**Work item**
Gather up every line from the entries below that uses the word "Brainstorm".

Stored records
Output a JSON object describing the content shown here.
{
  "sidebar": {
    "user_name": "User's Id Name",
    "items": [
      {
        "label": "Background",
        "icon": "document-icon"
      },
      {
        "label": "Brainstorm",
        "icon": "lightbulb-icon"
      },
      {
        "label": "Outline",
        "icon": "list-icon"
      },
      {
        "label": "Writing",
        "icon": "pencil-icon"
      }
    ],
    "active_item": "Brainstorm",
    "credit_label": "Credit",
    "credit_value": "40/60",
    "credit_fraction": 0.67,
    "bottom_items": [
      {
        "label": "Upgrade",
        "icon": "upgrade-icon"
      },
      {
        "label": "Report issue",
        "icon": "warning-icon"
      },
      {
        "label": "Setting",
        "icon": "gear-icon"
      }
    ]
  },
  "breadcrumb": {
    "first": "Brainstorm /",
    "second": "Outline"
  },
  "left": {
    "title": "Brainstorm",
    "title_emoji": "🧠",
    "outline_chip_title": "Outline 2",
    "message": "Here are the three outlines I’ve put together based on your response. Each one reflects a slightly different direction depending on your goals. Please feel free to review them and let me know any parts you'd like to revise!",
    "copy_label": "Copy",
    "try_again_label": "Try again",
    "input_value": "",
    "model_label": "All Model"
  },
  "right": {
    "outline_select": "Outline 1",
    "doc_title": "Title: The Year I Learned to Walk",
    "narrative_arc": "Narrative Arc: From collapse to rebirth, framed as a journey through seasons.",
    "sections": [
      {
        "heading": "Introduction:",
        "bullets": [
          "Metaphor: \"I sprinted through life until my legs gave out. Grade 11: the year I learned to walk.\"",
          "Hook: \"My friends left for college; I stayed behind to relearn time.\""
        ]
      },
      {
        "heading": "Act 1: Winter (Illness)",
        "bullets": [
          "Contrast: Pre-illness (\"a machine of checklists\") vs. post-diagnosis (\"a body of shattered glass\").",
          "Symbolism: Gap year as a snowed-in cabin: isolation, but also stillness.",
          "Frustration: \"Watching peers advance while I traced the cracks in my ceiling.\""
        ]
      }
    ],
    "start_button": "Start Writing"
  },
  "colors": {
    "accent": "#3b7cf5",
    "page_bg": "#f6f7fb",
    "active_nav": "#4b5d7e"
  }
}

**Response**
        "label": "Brainstorm",
    "active_item": "Brainstorm",
    "first": "Brainstorm /",
    "title": "Brainstorm",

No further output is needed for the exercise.